Advertisement

For Hendershot, wheelchair was the seat of greatness

May 14, 2008|By BOB MAGINNIS

Polio I know about.

Not like a physician or a scientist knows, but as someone who lived through the U.S. epidemic of the 1950s.

My sister had a mild case, diagnosed after she developed a slight limp. Fortunately, we lived not far from what is now called Children's National Medical Center in Washington, D.C.

We took my sister there for therapy and evaluation. She recovered, with no visible problems, after spending a lot of time exercising her muscles with leg lifts, using two socks tied together and filled with fishing sinkers.

Others we saw on our hospital visits were not so lucky, but they were no less determined to recover. They raced down the hospital hallways on their crutches, moving faster than I could run. No one scolded them, knowing that at the time, their high spirits were as helpful as any medicine.

Advertisement

According to Edmund Sass' 1996 book, "Polio's Legacy: An Oral History," the disease was first described in 1789.

Sass notes that in 1952, there were 58,000 cases in the U.S. Five years later, after the introduction of Dr. Jonas Salk's vaccine, that number fell to 5,600. By 1979, the disease was all but eradicated in the U.S.

Linn Hendershot, the former Hagerstown council member who died on May 1, contracted polio when he was just 3. But if he harbored any resentment over the fact that he was born too soon for the Salk vaccine, he never showed it.

At his funeral, former grade-school classmates described how Hendershot coped with a two-story grade school with the help of four friends, who carried him up and down the stairs.

A lover of sports, classmates said he took off his braces to play baseball, scrambling to first base on all fours when he got a hit.

His big heart was not just an organ that pumped blood, but a spirit that led him early on to help others, in any way he could.

While in college, he worked for the University of Maryland's sports information department, but it was no mere job. His college roommate said it was tough to study because there was a steady stream of players visiting, seeking Hendershot's advice about their homesickness or problems with their girlfriends.

He was so trusted by the baseball coach that he was able to convince the man to give a youngster he knew an athletic scholarship - even though the coach had never seen the boy play!

Hendershot went on to become a public relations and marketing specialist with Bucknell University, the Atlanta Falcons football team and NASCAR.

I didn't know him them. I only met him after he came back to Washington County after his health had deteriorated. Few expected him to ever leave Western Maryland Hospital Center, but he did and eventually became the center's information director.

In 2001, he was elected to the Hagerstown City Council, which gave more visibility to the causes for which he fought. He helped MIHI - Many Individuals Helping Individuals - build an accessible playground at Marty Snook Park in Halfway.

He put together a summit meeting for those who provide services to the homeless, a meeting at which those providers found that some were duplicating services or working at cross purposes.

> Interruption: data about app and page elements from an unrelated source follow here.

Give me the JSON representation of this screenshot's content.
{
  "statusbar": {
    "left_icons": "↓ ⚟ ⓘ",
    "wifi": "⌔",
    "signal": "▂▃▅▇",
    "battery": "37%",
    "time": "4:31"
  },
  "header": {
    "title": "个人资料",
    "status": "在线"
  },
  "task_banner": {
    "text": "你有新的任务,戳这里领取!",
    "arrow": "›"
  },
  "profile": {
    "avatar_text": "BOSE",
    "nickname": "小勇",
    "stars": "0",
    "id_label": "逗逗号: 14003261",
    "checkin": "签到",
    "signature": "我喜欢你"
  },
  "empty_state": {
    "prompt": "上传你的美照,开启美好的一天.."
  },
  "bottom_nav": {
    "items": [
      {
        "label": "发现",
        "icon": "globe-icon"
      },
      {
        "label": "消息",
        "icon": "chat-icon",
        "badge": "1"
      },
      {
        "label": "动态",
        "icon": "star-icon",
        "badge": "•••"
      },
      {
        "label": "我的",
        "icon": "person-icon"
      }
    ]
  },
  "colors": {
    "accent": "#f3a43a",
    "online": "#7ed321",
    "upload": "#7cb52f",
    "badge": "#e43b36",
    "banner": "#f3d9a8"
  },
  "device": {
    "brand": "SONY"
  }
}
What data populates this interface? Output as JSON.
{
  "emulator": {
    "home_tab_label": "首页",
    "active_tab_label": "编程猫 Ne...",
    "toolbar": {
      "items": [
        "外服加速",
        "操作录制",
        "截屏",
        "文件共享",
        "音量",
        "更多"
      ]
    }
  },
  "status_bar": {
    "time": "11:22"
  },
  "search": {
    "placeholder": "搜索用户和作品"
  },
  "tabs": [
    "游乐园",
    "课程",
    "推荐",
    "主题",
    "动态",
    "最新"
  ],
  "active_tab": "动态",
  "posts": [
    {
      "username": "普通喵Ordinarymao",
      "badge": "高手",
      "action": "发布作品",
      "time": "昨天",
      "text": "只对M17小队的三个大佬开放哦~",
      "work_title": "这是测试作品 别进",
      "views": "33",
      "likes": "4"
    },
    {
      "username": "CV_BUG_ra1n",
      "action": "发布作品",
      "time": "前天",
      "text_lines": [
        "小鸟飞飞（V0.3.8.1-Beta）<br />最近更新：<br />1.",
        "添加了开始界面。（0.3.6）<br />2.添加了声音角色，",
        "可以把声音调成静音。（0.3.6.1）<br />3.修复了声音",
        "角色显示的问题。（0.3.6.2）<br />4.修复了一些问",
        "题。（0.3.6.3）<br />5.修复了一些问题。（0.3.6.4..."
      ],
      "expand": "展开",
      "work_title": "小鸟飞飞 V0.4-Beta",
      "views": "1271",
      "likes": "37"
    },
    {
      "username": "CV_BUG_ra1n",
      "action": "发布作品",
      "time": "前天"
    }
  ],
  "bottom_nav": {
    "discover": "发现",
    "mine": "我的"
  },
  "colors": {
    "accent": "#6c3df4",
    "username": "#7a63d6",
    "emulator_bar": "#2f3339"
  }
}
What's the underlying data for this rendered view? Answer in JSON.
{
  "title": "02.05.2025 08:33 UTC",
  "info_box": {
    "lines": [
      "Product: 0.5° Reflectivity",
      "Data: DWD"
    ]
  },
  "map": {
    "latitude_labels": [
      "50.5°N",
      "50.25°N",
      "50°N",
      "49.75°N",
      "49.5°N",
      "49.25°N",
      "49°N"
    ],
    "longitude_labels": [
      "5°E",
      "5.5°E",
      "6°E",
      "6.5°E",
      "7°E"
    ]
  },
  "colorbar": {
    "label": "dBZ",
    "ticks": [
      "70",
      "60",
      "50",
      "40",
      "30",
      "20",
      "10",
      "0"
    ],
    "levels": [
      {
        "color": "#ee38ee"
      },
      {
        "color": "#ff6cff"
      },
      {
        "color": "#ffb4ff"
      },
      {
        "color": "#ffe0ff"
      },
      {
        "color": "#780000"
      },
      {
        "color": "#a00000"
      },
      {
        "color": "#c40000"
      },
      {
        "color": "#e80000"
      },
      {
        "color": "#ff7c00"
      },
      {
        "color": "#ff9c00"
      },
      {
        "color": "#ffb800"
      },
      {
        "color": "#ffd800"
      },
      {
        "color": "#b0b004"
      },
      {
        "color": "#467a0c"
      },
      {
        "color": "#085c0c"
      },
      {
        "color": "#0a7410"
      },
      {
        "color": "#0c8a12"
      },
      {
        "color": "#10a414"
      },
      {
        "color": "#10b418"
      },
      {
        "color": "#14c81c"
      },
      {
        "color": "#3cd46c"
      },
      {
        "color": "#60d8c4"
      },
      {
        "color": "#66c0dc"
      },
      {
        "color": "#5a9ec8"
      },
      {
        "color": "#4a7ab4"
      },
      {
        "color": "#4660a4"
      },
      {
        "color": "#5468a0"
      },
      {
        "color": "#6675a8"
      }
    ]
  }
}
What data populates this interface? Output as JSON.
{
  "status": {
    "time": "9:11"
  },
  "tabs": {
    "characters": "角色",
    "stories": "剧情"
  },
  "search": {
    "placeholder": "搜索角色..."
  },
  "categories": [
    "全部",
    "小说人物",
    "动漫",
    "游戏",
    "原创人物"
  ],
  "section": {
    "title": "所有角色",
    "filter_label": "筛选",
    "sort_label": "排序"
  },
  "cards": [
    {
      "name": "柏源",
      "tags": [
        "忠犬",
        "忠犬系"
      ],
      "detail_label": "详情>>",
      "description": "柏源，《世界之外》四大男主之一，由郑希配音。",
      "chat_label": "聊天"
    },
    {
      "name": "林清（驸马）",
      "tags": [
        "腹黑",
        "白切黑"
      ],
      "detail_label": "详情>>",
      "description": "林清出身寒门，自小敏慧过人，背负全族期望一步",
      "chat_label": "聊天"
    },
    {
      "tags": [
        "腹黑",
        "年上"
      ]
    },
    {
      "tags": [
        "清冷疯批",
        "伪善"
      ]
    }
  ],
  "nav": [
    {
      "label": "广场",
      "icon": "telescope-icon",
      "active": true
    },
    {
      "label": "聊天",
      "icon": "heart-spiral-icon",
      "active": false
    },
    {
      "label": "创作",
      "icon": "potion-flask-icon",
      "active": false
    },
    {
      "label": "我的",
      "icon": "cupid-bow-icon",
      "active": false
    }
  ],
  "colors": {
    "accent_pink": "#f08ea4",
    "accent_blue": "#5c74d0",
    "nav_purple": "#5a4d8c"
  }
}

Hendershot proposed a garden where Western Maryland Hospital Center patients could relax near beds of beautiful flowers and a fish pond. It happened. I know because he convinced me to come out for the dedication on what had to have been that summer's hottest day.

There was a crowd there, all persuaded, I'm sure, in his gentle way. When he wanted me to write about something - a local senior citizens' center or a Christmas party for hospital patients - he would always end by saying, "do whatever you can do."

I usually did, because if Linn Hendershot could do great things sitting in a wheelchair and using a portable respirator, who was I to say his request was too much trouble.

Hendershot left a "to do" list of things he felt the community needed. I'll try to get a copy and publish it, in case some of those he touched are interested in carrying on his legacy.

Bob Maginnis is editorial page editor of The Herald-Mail newspapers.

The Herald-Mail Articles
|
|
|